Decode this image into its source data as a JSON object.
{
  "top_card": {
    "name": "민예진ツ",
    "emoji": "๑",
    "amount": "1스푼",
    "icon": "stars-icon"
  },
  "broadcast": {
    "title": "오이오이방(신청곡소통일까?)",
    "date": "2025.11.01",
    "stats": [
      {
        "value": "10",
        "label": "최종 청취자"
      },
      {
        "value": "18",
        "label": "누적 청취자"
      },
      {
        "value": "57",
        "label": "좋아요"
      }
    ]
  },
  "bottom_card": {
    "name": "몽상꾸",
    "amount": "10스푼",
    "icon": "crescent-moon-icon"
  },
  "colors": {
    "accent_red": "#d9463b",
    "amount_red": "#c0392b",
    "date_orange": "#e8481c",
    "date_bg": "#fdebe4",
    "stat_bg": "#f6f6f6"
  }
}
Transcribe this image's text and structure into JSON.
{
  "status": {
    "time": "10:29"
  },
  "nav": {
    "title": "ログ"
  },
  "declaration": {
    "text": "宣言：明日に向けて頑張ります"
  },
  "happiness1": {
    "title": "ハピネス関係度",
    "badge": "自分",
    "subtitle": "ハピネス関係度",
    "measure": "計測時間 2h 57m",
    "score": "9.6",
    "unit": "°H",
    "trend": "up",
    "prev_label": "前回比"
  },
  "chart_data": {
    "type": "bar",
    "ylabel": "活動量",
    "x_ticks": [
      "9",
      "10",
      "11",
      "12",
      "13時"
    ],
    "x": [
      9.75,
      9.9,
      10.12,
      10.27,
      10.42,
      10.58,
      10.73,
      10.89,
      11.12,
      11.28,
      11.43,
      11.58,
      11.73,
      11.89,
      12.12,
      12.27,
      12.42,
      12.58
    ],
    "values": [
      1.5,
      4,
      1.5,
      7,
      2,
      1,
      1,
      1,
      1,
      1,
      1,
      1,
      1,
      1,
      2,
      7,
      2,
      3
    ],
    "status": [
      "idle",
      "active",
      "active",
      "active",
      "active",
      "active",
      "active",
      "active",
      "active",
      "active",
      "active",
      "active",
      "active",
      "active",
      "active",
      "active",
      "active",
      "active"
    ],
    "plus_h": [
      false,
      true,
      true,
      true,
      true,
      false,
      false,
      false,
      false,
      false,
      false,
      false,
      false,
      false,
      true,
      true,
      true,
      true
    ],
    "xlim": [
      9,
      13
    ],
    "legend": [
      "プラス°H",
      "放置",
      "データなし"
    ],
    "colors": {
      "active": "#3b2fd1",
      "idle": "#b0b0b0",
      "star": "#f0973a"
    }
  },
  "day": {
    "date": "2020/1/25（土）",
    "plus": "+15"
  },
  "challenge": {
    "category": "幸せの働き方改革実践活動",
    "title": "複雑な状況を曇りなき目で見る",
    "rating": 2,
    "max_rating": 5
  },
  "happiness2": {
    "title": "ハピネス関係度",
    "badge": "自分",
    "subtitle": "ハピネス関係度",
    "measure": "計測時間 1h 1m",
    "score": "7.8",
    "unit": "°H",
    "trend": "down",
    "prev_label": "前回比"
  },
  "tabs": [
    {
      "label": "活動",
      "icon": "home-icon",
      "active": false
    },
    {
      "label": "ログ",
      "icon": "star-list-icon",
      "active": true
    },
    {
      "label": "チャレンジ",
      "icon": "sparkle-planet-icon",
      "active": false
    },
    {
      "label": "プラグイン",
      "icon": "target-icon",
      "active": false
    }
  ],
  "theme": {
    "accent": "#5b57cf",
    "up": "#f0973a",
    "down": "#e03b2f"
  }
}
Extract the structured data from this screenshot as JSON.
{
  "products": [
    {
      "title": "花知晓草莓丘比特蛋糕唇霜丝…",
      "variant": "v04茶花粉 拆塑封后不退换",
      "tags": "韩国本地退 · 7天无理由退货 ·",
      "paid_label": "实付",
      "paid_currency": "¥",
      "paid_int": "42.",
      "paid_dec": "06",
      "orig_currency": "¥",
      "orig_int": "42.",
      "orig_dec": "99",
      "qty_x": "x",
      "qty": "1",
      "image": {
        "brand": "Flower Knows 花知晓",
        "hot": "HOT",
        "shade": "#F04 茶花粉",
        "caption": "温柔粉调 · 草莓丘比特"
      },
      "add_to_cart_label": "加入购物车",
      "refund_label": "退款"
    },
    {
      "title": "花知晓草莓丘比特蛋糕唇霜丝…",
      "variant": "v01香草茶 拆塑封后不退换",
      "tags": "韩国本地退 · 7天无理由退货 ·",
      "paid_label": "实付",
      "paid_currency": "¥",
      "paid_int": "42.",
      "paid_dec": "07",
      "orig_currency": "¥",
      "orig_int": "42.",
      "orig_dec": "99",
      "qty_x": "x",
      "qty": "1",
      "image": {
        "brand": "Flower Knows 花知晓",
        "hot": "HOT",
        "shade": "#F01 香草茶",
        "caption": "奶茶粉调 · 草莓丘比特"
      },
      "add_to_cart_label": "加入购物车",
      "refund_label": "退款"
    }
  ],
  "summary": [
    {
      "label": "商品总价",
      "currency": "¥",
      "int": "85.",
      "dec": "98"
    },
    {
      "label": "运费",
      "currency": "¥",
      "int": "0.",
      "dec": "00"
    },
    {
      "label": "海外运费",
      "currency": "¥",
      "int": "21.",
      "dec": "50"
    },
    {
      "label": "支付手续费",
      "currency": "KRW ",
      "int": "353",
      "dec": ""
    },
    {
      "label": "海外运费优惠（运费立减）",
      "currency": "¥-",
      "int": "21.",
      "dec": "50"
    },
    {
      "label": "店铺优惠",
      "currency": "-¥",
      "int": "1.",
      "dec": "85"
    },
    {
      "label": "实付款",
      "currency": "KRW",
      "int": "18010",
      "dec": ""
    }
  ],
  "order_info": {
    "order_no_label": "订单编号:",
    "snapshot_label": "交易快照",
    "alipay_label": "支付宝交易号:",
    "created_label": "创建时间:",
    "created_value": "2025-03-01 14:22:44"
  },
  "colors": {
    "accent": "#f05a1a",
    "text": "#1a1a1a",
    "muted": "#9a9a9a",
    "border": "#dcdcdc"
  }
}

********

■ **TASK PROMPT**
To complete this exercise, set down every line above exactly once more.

■ **COMPLETED EXERCISE**
Decode this image into its source data as a JSON object.
{
  "top_card": {
    "name": "민예진ツ",
    "emoji": "๑",
    "amount": "1스푼",
    "icon": "stars-icon"
  },
  "broadcast": {
    "title": "오이오이방(신청곡소통일까?)",
    "date": "2025.11.01",
    "stats": [
      {
        "value": "10",
        "label": "최종 청취자"
      },
      {
        "value": "18",
        "label": "누적 청취자"
      },
      {
        "value": "57",
        "label": "좋아요"
      }
    ]
  },
  "bottom_card": {
    "name": "몽상꾸",
    "amount": "10스푼",
    "icon": "crescent-moon-icon"
  },
  "colors": {
    "accent_red": "#d9463b",
    "amount_red": "#c0392b",
    "date_orange": "#e8481c",
    "date_bg": "#fdebe4",
    "stat_bg": "#f6f6f6"
  }
}
Transcribe this image's text and structure into JSON.
{
  "status": {
    "time": "10:29"
  },
  "nav": {
    "title": "ログ"
  },
  "declaration": {
    "text": "宣言：明日に向けて頑張ります"
  },
  "happiness1": {
    "title": "ハピネス関係度",
    "badge": "自分",
    "subtitle": "ハピネス関係度",
    "measure": "計測時間 2h 57m",
    "score": "9.6",
    "unit": "°H",
    "trend": "up",
    "prev_label": "前回比"
  },
  "chart_data": {
    "type": "bar",
    "ylabel": "活動量",
    "x_ticks": [
      "9",
      "10",
      "11",
      "12",
      "13時"
    ],
    "x": [
      9.75,
      9.9,
      10.12,
      10.27,
      10.42,
      10.58,
      10.73,
      10.89,
      11.12,
      11.28,
      11.43,
      11.58,
      11.73,
      11.89,
      12.12,
      12.27,
      12.42,
      12.58
    ],
    "values": [
      1.5,
      4,
      1.5,
      7,
      2,
      1,
      1,
      1,
      1,
      1,
      1,
      1,
      1,
      1,
      2,
      7,
      2,
      3
    ],
    "status": [
      "idle",
      "active",
      "active",
      "active",
      "active",
      "active",
      "active",
      "active",
      "active",
      "active",
      "active",
      "active",
      "active",
      "active",
      "active",
      "active",
      "active",
      "active"
    ],
    "plus_h": [
      false,
      true,
      true,
      true,
      true,
      false,
      false,
      false,
      false,
      false,
      false,
      false,
      false,
      false,
      true,
      true,
      true,
      true
    ],
    "xlim": [
      9,
      13
    ],
    "legend": [
      "プラス°H",
      "放置",
      "データなし"
    ],
    "colors": {
      "active": "#3b2fd1",
      "idle": "#b0b0b0",
      "star": "#f0973a"
    }
  },
  "day": {
    "date": "2020/1/25（土）",
    "plus": "+15"
  },
  "challenge": {
    "category": "幸せの働き方改革実践活動",
    "title": "複雑な状況を曇りなき目で見る",
    "rating": 2,
    "max_rating": 5
  },
  "happiness2": {
    "title": "ハピネス関係度",
    "badge": "自分",
    "subtitle": "ハピネス関係度",
    "measure": "計測時間 1h 1m",
    "score": "7.8",
    "unit": "°H",
    "trend": "down",
    "prev_label": "前回比"
  },
  "tabs": [
    {
      "label": "活動",
      "icon": "home-icon",
      "active": false
    },
    {
      "label": "ログ",
      "icon": "star-list-icon",
      "active": true
    },
    {
      "label": "チャレンジ",
      "icon": "sparkle-planet-icon",
      "active": false
    },
    {
      "label": "プラグイン",
      "icon": "target-icon",
      "active": false
    }
  ],
  "theme": {
    "accent": "#5b57cf",
    "up": "#f0973a",
    "down": "#e03b2f"
  }
}
Extract the structured data from this screenshot as JSON.
{
  "products": [
    {
      "title": "花知晓草莓丘比特蛋糕唇霜丝…",
      "variant": "v04茶花粉 拆塑封后不退换",
      "tags": "韩国本地退 · 7天无理由退货 ·",
      "paid_label": "实付",
      "paid_currency": "¥",
      "paid_int": "42.",
      "paid_dec": "06",
      "orig_currency": "¥",
      "orig_int": "42.",
      "orig_dec": "99",
      "qty_x": "x",
      "qty": "1",
      "image": {
        "brand": "Flower Knows 花知晓",
        "hot": "HOT",
        "shade": "#F04 茶花粉",
        "caption": "温柔粉调 · 草莓丘比特"
      },
      "add_to_cart_label": "加入购物车",
      "refund_label": "退款"
    },
    {
      "title": "花知晓草莓丘比特蛋糕唇霜丝…",
      "variant": "v01香草茶 拆塑封后不退换",
      "tags": "韩国本地退 · 7天无理由退货 ·",
      "paid_label": "实付",
      "paid_currency": "¥",
      "paid_int": "42.",
      "paid_dec": "07",
      "orig_currency": "¥",
      "orig_int": "42.",
      "orig_dec": "99",
      "qty_x": "x",
      "qty": "1",
      "image": {
        "brand": "Flower Knows 花知晓",
        "hot": "HOT",
        "shade": "#F01 香草茶",
        "caption": "奶茶粉调 · 草莓丘比特"
      },
      "add_to_cart_label": "加入购物车",
      "refund_label": "退款"
    }
  ],
  "summary": [
    {
      "label": "商品总价",
      "currency": "¥",
      "int": "85.",
      "dec": "98"
    },
    {
      "label": "运费",
      "currency": "¥",
      "int": "0.",
      "dec": "00"
    },
    {
      "label": "海外运费",
      "currency": "¥",
      "int": "21.",
      "dec": "50"
    },
    {
      "label": "支付手续费",
      "currency": "KRW ",
      "int": "353",
      "dec": ""
    },
    {
      "label": "海外运费优惠（运费立减）",
      "currency": "¥-",
      "int": "21.",
      "dec": "50"
    },
    {
      "label": "店铺优惠",
      "currency": "-¥",
      "int": "1.",
      "dec": "85"
    },
    {
      "label": "实付款",
      "currency": "KRW",
      "int": "18010",
      "dec": ""
    }
  ],
  "order_info": {
    "order_no_label": "订单编号:",
    "snapshot_label": "交易快照",
    "alipay_label": "支付宝交易号:",
    "created_label": "创建时间:",
    "created_value": "2025-03-01 14:22:44"
  },
  "colors": {
    "accent": "#f05a1a",
    "text": "#1a1a1a",
    "muted": "#9a9a9a",
    "border": "#dcdcdc"
  }
}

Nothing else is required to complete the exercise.